- [Action item]:
Of the entries below, repeat exactly only those lines from the one containing "Enumerate this screenshot's" through the last line, with pictures omitted.

- [The data]:
■ ■ ■ ■ ■

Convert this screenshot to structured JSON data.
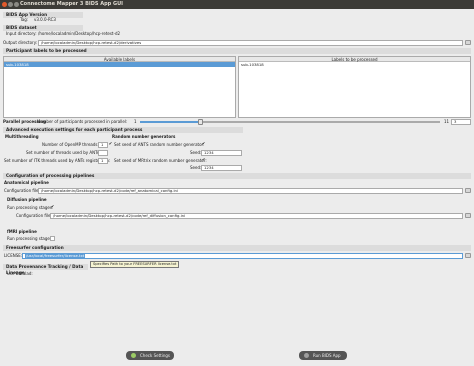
{
  "window": {
    "title": "Connectome Mapper 3 BIDS App GUI"
  },
  "bids_app_version": {
    "section": "BIDS App Version",
    "tag_label": "Tag:",
    "tag_value": "v3.0.0-RC3"
  },
  "bids_dataset": {
    "section": "BIDS dataset",
    "input_label": "Input directory:",
    "input_value": "/home/localadmin/Desktop/hcp-retest-d2",
    "output_label": "Output directory:",
    "output_value": "/home/localadmin/Desktop/hcp-retest-d2/derivatives"
  },
  "participants": {
    "section": "Participant labels to be processed",
    "available_header": "Available labels",
    "available_items": [
      "sub-103818"
    ],
    "selected_header": "Labels to be processed",
    "selected_items": [
      "sub-103818"
    ]
  },
  "parallel": {
    "section": "Parallel processing",
    "label": "Number of participants processed in parallel:",
    "min": "1",
    "max": "11",
    "value": "3",
    "slider_fraction": 0.2
  },
  "advanced": {
    "section": "Advanced execution settings for each participant process",
    "multithreading": "Multithreading",
    "openmp_label": "Number of OpenMP threads:",
    "openmp_value": "1",
    "ants_threads_label": "Set number of threads used by ANTs:",
    "ants_threads_value": "",
    "itk_label": "Set number of ITK threads used by ANTs registration:",
    "itk_value": "1",
    "rng": "Random number generators",
    "ants_seed_label": "Set seed of ANTS random number generator:",
    "ants_seed_checked": "✔",
    "ants_seed_label2": "Seed:",
    "ants_seed_value": "1234",
    "mrtrix_seed_label": "Set seed of MRtrix random number generator:",
    "mrtrix_seed_checked": "✔",
    "mrtrix_seed_label2": "Seed:",
    "mrtrix_seed_value": "1234"
  },
  "pipelines": {
    "section": "Configuration of processing pipelines",
    "anatomical": "Anatomical pipeline",
    "anat_config_label": "Configuration file:",
    "anat_config_value": "/home/localadmin/Desktop/hcp-retest-d2/code/ref_anatomical_config.ini",
    "diffusion": "Diffusion pipeline",
    "diff_run_label": "Run processing stages:",
    "diff_run_checked": "✔",
    "diff_config_label": "Configuration file:",
    "diff_config_value": "/home/localadmin/Desktop/hcp-retest-d2/code/ref_diffusion_config.ini",
    "fmri": "fMRI pipeline",
    "fmri_run_label": "Run processing stages:",
    "fmri_run_checked": ""
  },
  "freesurfer": {
    "section": "Freesurfer configuration",
    "license_label": "LICENSE:",
    "license_value": "/usr/local/freesurfer/license.txt",
    "tooltip": "Specifies Path to your FREESURFER license.txt"
  },
  "provenance": {
    "section": "Data Provenance Tracking / Data Lineage",
    "datalad_label": "Use Datalad:"
  },
  "buttons": {
    "check": "Check Settings",
    "run": "Run BIDS App"
  },
  "colors": {
    "titlebar": "#3c3b37",
    "selection": "#5b9bd5",
    "section_bg": "#dcdcdc"
  }
}
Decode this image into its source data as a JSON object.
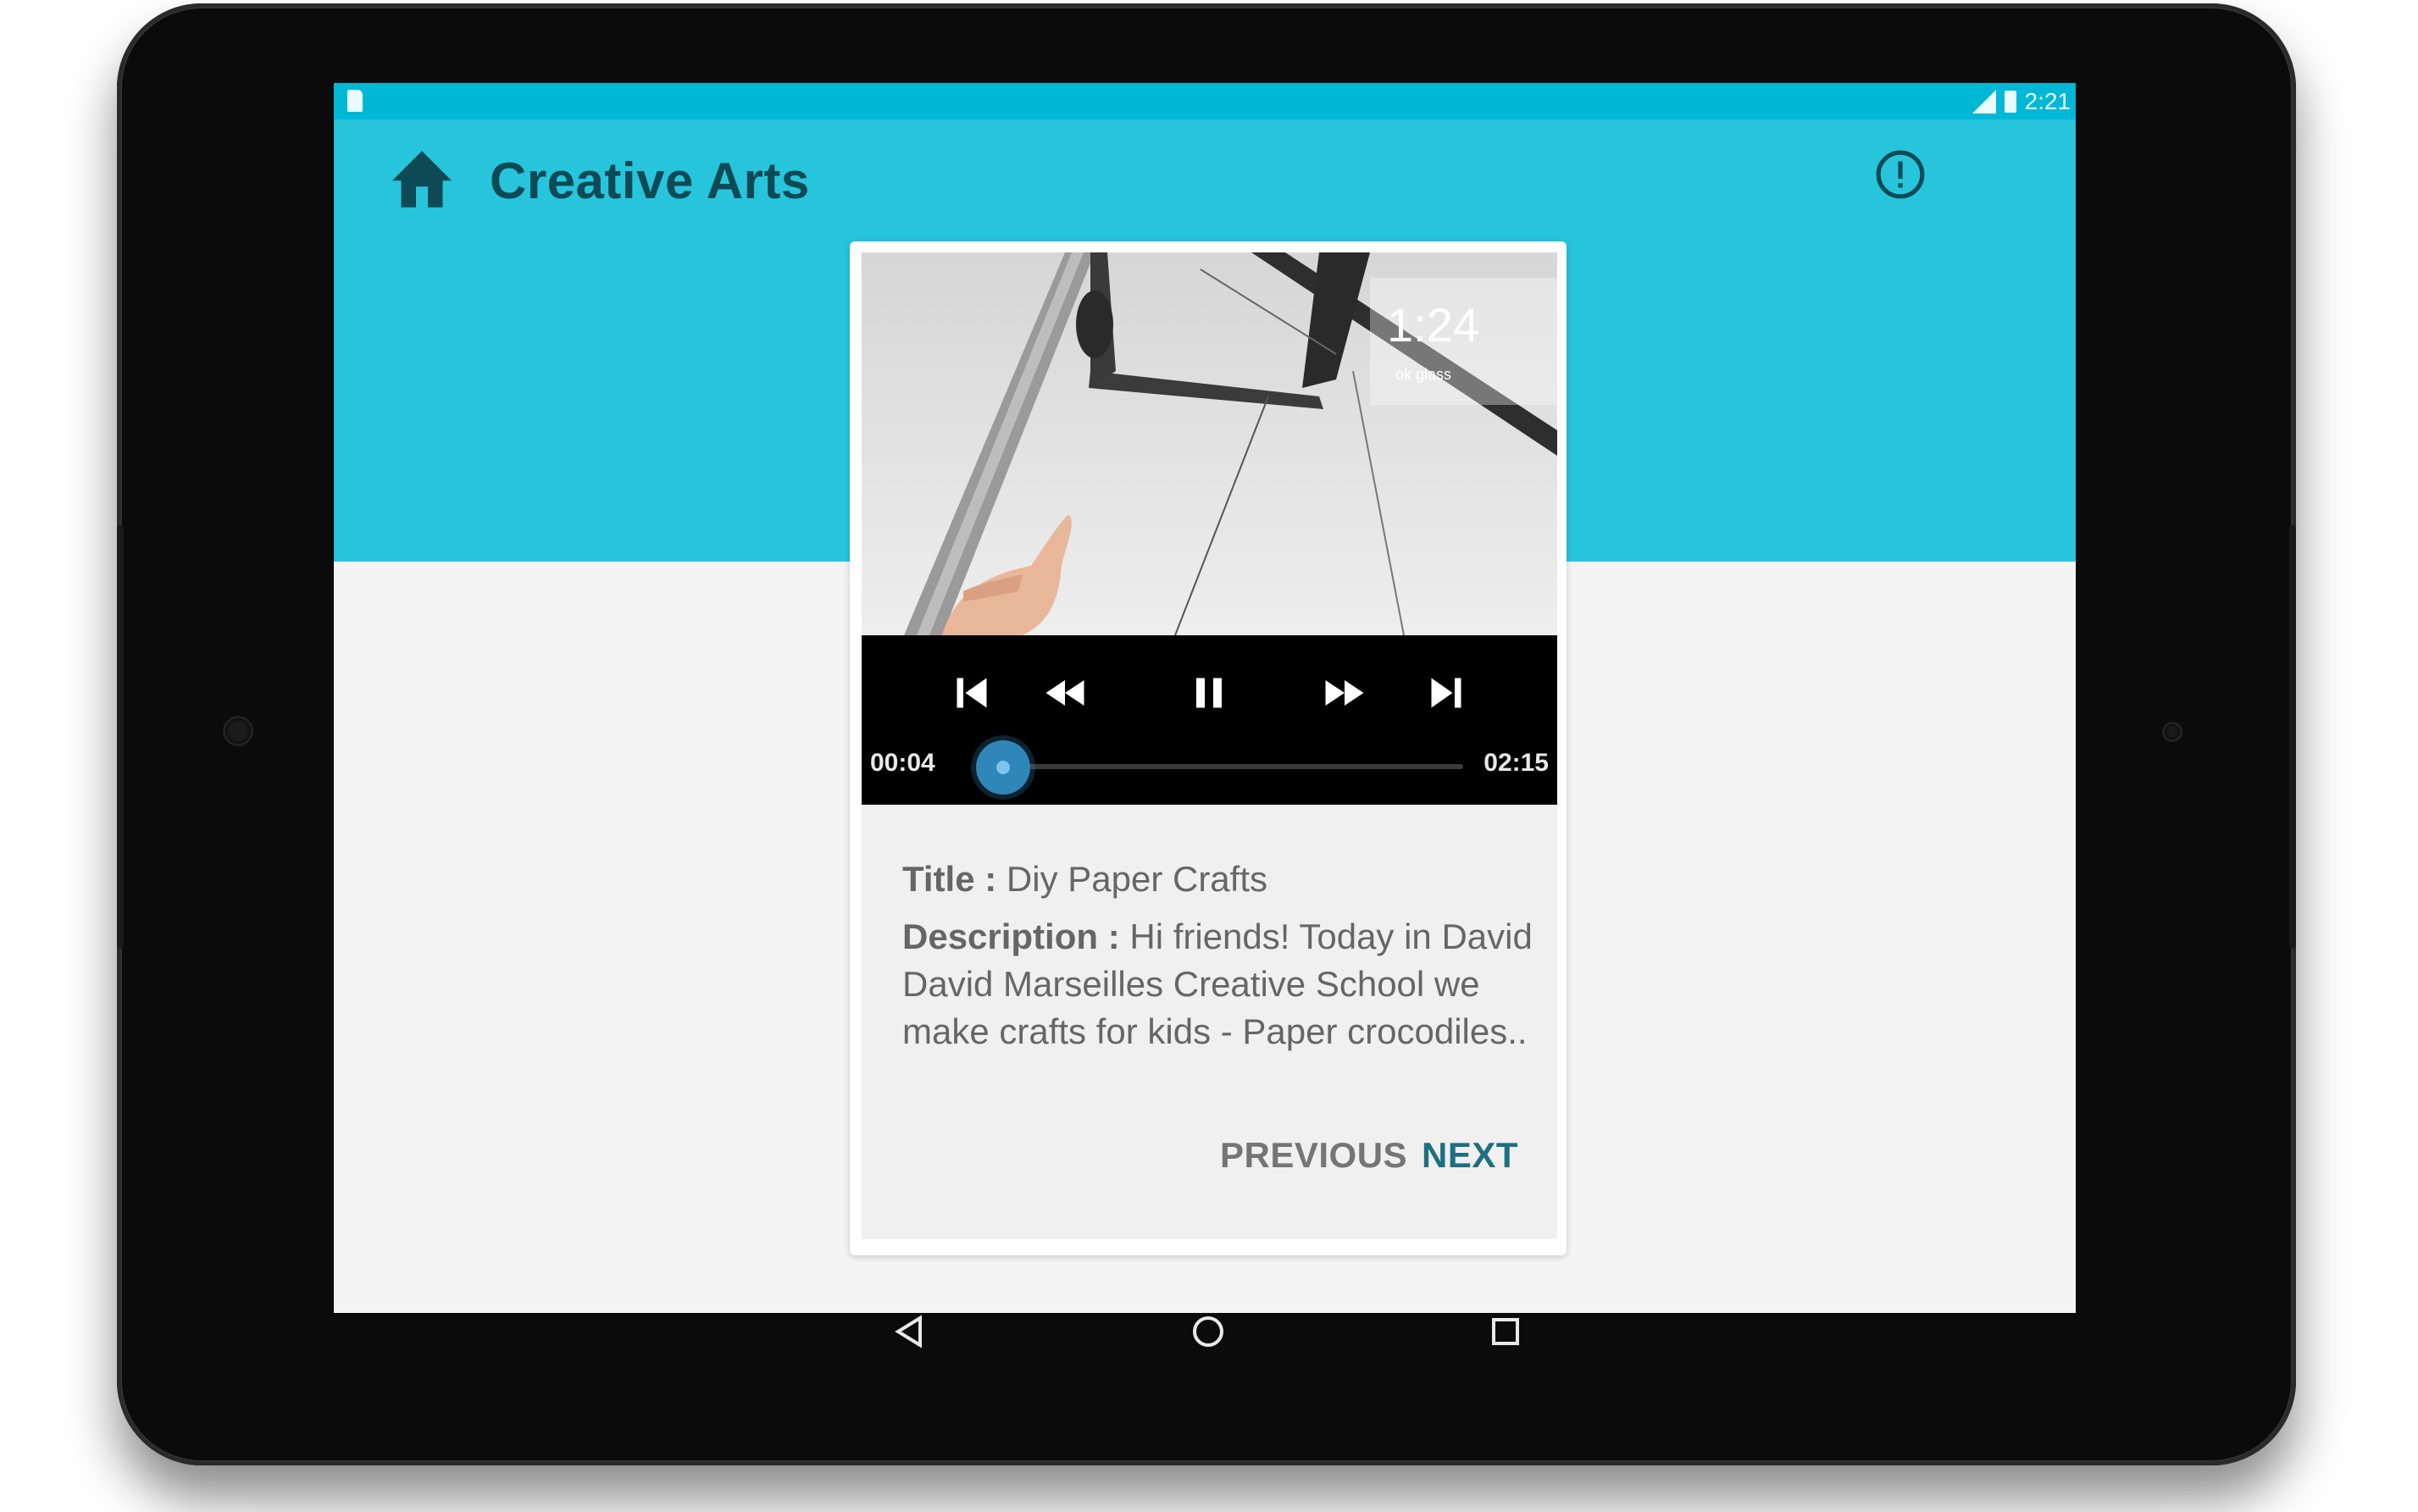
{
  "status_bar": {
    "time": "2:21"
  },
  "app_bar": {
    "title": "Creative Arts",
    "home_icon": "home-icon",
    "info_icon": "alert-circle-icon",
    "color": "#26c5dc",
    "title_color": "#0e4a55"
  },
  "video": {
    "overlay_text": "1:24",
    "overlay_subtext": "ok glass",
    "current_time": "00:04",
    "total_time": "02:15",
    "progress_fraction": 0.03,
    "controls": [
      "skip-previous-icon",
      "rewind-icon",
      "pause-icon",
      "fast-forward-icon",
      "skip-next-icon"
    ],
    "accent": "#2f86b8"
  },
  "details": {
    "title_label": "Title :",
    "title_value": "Diy Paper Crafts",
    "description_label": "Description :",
    "description_value": "Hi friends! Today in David David Marseilles Creative  School we make crafts for kids - Paper crocodiles.."
  },
  "actions": {
    "previous_label": "PREVIOUS",
    "next_label": "NEXT",
    "next_color": "#1e6f80"
  },
  "nav_bar": {
    "icons": [
      "back-icon",
      "home-circle-icon",
      "recents-icon"
    ]
  }
}
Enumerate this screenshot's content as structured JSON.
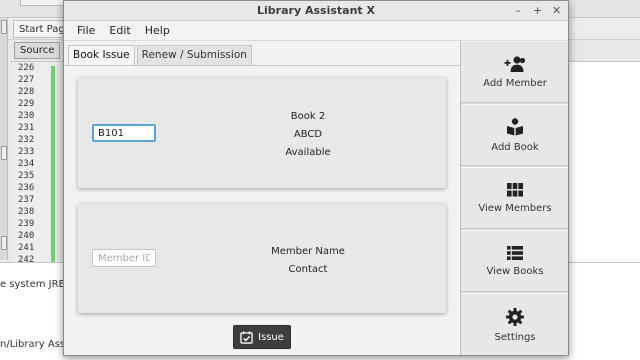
{
  "ide": {
    "start_page_tab": "Start Page",
    "source_button": "Source",
    "line_numbers": [
      "226",
      "227",
      "228",
      "229",
      "230",
      "231",
      "232",
      "233",
      "234",
      "235",
      "236",
      "237",
      "238",
      "239",
      "240",
      "241",
      "242"
    ],
    "output_line_1": "e system JRE",
    "output_line_2": "n/Library Assi"
  },
  "window": {
    "title": "Library Assistant X",
    "controls": {
      "minimize": "–",
      "maximize": "+",
      "close": "✕"
    }
  },
  "menu": {
    "items": [
      "File",
      "Edit",
      "Help"
    ]
  },
  "tabs": [
    {
      "label": "Book Issue",
      "active": true
    },
    {
      "label": "Renew / Submission",
      "active": false
    }
  ],
  "book_card": {
    "book_id_value": "B101",
    "book_name": "Book 2",
    "author": "ABCD",
    "status": "Available"
  },
  "member_card": {
    "member_id_placeholder": "Member ID",
    "member_name": "Member Name",
    "contact": "Contact"
  },
  "issue_button": {
    "label": "Issue",
    "icon": "calendar-check-icon"
  },
  "sidebar": {
    "items": [
      {
        "label": "Add Member",
        "icon": "add-user-icon"
      },
      {
        "label": "Add Book",
        "icon": "book-reader-icon"
      },
      {
        "label": "View Members",
        "icon": "grid-icon"
      },
      {
        "label": "View Books",
        "icon": "list-icon"
      },
      {
        "label": "Settings",
        "icon": "gear-icon"
      }
    ]
  },
  "colors": {
    "focus_border": "#5fa6d6",
    "issue_button_bg": "#3d3d3d",
    "ide_diff_bar": "#6fcf6f"
  }
}
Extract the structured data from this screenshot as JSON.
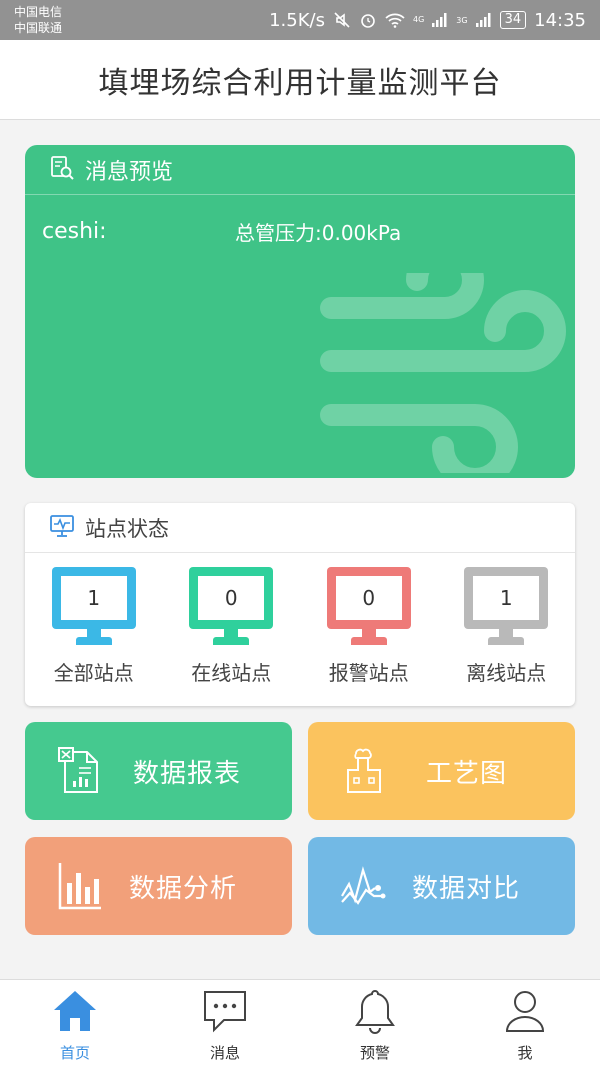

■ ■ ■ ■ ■

- [Answer for the task]:
Enumerate this screenshot's content as structured JSON.
{
  "ide": {
    "start_page_tab": "Start Page",
    "source_button": "Source",
    "line_numbers": [
      "226",
      "227",
      "228",
      "229",
      "230",
      "231",
      "232",
      "233",
      "234",
      "235",
      "236",
      "237",
      "238",
      "239",
      "240",
      "241",
      "242"
    ],
    "output_line_1": "e system JRE",
    "output_line_2": "n/Library Assi"
  },
  "window": {
    "title": "Library Assistant X",
    "controls": {
      "minimize": "–",
      "maximize": "+",
      "close": "✕"
    }
  },
  "menu": {
    "items": [
      "File",
      "Edit",
      "Help"
    ]
  },
  "tabs": [
    {
      "label": "Book Issue",
      "active": true
    },
    {
      "label": "Renew / Submission",
      "active": false
    }
  ],
  "book_card": {
    "book_id_value": "B101",
    "book_name": "Book 2",
    "author": "ABCD",
    "status": "Available"
  },
  "member_card": {
    "member_id_placeholder": "Member ID",
    "member_name": "Member Name",
    "contact": "Contact"
  },
  "issue_button": {
    "label": "Issue",
    "icon": "calendar-check-icon"
  },
  "sidebar": {
    "items": [
      {
        "label": "Add Member",
        "icon": "add-user-icon"
      },
      {
        "label": "Add Book",
        "icon": "book-reader-icon"
      },
      {
        "label": "View Members",
        "icon": "grid-icon"
      },
      {
        "label": "View Books",
        "icon": "list-icon"
      },
      {
        "label": "Settings",
        "icon": "gear-icon"
      }
    ]
  },
  "colors": {
    "focus_border": "#5fa6d6",
    "issue_button_bg": "#3d3d3d",
    "ide_diff_bar": "#6fcf6f"
  }
}
Extract the structured data from this screenshot as JSON.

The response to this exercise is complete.